■ **YOUR TASK**:
The answer must be every line below that contains the string "note".

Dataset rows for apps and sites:

Segment Open

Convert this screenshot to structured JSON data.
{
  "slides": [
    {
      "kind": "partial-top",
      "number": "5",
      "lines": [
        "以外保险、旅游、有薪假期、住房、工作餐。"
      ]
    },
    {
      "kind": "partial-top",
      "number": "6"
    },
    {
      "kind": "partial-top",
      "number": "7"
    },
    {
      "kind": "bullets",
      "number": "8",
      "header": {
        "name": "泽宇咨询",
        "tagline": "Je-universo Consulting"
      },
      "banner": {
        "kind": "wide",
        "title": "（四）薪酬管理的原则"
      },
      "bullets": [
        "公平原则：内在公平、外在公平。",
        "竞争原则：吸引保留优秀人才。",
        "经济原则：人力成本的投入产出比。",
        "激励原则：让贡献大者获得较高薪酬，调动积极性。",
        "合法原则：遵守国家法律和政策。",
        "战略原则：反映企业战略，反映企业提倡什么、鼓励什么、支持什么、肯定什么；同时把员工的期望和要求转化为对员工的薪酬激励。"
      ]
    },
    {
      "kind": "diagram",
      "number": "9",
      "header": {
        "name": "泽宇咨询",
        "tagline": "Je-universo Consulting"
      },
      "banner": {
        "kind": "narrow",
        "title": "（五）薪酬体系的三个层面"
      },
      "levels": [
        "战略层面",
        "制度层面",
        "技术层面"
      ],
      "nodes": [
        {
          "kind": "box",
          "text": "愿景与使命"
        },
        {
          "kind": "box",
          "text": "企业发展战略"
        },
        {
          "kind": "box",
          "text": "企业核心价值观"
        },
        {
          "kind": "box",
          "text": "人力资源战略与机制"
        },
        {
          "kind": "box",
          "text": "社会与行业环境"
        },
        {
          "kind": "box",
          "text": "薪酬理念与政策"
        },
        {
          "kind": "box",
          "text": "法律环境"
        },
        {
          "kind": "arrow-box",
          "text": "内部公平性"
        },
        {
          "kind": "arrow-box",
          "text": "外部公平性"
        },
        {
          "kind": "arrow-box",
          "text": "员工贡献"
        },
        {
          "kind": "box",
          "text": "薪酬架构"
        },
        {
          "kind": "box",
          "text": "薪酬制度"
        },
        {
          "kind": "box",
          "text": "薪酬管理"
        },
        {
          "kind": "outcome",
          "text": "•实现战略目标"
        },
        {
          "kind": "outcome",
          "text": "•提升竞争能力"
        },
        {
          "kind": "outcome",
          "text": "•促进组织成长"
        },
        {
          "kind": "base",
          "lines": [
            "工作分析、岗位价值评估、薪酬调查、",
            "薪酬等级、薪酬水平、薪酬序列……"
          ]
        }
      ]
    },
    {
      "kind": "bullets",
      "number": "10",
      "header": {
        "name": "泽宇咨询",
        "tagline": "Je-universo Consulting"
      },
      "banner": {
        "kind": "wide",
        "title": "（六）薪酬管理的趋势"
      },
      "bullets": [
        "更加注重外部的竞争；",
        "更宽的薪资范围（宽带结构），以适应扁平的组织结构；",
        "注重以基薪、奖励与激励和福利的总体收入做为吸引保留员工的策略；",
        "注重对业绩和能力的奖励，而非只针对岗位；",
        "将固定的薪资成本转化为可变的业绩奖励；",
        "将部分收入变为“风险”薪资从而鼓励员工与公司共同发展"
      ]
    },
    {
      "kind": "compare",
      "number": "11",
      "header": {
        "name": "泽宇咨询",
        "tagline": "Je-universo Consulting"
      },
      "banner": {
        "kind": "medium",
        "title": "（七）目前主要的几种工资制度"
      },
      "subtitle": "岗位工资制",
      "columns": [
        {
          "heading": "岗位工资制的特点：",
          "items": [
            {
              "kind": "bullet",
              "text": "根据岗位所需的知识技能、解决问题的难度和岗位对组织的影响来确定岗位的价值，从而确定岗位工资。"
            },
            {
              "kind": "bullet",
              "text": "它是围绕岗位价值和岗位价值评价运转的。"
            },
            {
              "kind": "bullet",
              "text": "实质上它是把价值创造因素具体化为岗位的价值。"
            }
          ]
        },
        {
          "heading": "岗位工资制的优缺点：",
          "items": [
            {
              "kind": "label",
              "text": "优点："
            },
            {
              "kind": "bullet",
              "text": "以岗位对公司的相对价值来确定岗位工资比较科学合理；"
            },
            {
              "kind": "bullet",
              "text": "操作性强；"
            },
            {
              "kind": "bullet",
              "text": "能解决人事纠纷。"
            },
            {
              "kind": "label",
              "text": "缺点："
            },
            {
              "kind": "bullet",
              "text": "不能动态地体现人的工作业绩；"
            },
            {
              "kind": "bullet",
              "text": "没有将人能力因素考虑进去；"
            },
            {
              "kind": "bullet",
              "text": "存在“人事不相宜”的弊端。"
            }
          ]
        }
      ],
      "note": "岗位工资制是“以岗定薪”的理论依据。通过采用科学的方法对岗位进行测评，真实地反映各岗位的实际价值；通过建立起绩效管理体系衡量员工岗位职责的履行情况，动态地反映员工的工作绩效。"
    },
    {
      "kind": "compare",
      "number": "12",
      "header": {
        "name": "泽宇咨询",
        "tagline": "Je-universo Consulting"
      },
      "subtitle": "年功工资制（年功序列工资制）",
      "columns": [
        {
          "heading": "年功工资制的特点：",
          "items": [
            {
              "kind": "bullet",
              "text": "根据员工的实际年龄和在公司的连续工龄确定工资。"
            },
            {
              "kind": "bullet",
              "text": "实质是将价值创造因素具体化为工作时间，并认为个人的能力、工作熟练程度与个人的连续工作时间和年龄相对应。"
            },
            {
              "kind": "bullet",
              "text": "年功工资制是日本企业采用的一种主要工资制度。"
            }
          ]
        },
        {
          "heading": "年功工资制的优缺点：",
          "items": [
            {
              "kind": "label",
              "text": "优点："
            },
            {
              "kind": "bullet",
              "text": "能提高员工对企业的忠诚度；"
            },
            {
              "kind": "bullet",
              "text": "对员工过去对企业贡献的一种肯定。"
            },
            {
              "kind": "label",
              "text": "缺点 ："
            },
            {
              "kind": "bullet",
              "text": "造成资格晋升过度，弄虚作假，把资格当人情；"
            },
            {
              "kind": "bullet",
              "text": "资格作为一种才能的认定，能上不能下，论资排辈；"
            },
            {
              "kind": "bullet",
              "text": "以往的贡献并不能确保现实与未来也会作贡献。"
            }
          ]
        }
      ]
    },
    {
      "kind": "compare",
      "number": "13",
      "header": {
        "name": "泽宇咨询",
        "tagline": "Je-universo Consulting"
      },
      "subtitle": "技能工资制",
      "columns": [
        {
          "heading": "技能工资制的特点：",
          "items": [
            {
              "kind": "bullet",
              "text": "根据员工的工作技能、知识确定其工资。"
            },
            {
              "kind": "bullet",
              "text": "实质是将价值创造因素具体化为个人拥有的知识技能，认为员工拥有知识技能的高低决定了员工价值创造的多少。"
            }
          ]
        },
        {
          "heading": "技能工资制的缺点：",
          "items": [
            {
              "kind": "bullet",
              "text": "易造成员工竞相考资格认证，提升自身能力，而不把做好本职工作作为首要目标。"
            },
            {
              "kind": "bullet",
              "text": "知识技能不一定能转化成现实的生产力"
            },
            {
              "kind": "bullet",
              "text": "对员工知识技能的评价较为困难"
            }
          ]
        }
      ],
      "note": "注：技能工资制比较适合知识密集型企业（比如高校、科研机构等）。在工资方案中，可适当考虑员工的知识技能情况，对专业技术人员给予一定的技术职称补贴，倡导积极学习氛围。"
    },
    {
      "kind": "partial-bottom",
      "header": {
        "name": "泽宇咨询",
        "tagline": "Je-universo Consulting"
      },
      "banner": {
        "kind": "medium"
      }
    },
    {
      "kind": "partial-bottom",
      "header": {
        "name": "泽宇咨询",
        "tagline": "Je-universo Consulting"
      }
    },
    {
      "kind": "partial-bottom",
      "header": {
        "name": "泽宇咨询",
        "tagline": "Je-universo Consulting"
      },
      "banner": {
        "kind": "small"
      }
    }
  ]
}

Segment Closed

■ **EXERCISE OUTPUT**:
      "note": "岗位工资制是“以岗定薪”的理论依据。通过采用科学的方法对岗位进行测评，真实地反映各岗位的实际价值；通过建立起绩效管理体系衡量员工岗位职责的履行情况，动态地反映员工的工作绩效。"
      "note": "注：技能工资制比较适合知识密集型企业（比如高校、科研机构等）。在工资方案中，可适当考虑员工的知识技能情况，对专业技术人员给予一定的技术职称补贴，倡导积极学习氛围。"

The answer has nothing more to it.